Description of the task: Among the records below, find each line bearing the word "your" and copy it.

● ● ●

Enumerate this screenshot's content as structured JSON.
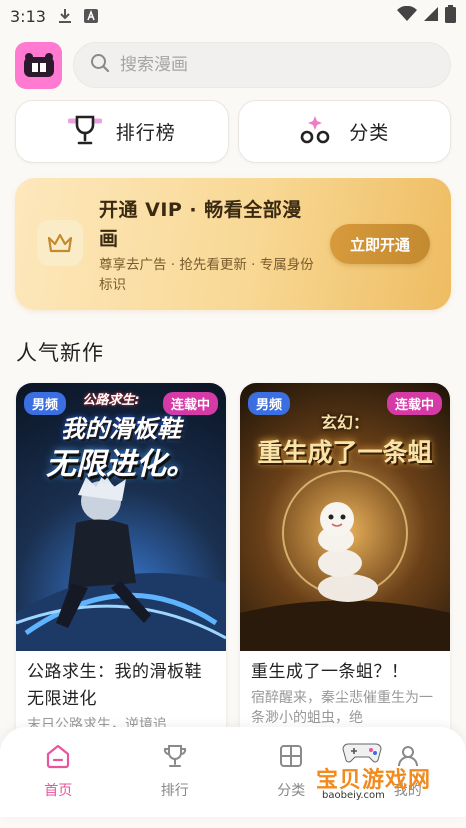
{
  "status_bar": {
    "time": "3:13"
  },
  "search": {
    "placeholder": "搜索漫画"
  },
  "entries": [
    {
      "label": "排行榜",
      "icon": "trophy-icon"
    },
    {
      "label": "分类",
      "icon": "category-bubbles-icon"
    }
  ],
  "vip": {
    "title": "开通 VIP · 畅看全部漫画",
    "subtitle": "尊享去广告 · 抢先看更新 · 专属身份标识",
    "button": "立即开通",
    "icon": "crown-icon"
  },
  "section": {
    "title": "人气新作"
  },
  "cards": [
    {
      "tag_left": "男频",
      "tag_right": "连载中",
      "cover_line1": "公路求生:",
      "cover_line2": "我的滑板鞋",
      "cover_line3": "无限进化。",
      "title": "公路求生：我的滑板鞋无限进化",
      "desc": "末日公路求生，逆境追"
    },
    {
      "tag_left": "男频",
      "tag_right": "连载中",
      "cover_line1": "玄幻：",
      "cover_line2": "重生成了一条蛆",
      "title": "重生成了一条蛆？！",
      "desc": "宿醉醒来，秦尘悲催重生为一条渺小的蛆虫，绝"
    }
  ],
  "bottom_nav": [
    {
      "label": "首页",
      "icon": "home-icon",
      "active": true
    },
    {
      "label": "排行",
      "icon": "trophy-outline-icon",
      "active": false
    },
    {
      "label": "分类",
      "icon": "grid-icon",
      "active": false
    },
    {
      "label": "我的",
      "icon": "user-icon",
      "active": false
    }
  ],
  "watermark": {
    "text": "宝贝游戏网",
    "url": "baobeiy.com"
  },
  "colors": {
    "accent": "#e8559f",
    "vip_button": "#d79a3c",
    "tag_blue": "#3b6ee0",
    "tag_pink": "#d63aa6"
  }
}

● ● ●

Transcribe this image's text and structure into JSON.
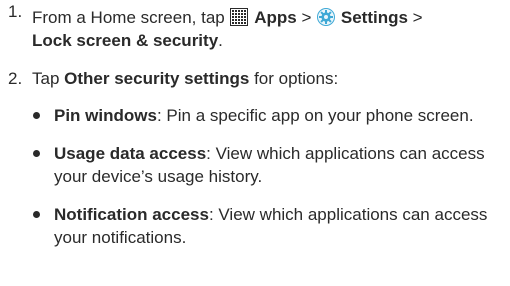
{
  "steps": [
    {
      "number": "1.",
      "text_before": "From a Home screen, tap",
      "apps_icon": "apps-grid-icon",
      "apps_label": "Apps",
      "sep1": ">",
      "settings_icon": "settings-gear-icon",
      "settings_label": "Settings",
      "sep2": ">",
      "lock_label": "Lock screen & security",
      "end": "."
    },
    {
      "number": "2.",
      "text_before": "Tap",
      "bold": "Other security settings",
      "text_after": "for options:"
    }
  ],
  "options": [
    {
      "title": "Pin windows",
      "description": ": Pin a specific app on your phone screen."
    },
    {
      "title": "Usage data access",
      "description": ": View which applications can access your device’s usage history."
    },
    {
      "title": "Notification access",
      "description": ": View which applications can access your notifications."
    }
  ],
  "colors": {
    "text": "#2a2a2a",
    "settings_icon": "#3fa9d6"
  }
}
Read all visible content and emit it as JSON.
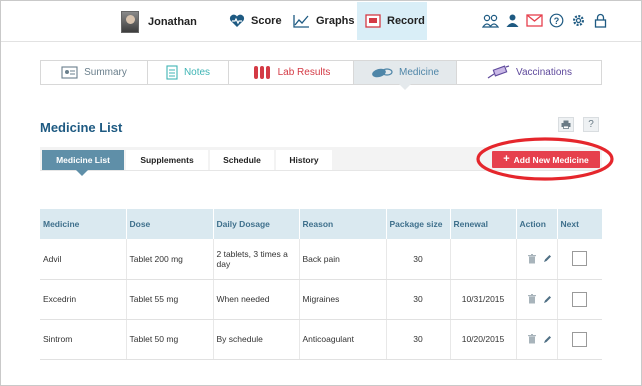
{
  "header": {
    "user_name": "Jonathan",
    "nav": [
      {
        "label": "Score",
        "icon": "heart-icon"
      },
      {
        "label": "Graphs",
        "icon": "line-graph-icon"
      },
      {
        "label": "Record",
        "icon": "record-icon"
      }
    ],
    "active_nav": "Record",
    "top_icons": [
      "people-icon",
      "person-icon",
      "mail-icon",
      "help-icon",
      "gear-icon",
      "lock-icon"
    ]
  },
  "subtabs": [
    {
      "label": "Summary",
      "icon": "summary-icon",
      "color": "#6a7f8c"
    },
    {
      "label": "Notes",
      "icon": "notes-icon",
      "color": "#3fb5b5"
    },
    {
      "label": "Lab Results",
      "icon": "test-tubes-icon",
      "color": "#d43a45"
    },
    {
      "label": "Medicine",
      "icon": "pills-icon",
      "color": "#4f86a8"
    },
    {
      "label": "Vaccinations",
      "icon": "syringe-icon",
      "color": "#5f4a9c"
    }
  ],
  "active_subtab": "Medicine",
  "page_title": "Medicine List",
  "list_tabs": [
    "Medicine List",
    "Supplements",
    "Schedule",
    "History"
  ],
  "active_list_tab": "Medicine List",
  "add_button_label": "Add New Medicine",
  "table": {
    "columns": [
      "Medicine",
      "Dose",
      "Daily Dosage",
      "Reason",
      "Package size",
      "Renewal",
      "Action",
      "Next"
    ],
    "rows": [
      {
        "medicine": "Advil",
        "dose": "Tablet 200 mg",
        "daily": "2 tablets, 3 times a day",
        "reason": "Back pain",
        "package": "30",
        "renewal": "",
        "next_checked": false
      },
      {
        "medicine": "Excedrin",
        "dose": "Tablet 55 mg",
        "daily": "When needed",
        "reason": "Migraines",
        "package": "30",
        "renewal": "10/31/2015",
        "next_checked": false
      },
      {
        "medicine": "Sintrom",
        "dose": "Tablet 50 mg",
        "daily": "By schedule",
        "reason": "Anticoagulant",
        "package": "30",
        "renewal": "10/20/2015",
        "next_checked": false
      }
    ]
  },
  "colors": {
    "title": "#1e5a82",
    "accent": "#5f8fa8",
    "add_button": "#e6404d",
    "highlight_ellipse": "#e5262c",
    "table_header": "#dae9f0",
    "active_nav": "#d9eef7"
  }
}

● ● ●

Answer to the exercise:
      "description": ": Pin a specific app on your phone screen."
      "description": ": View which applications can access your device’s usage history."
      "description": ": View which applications can access your notifications."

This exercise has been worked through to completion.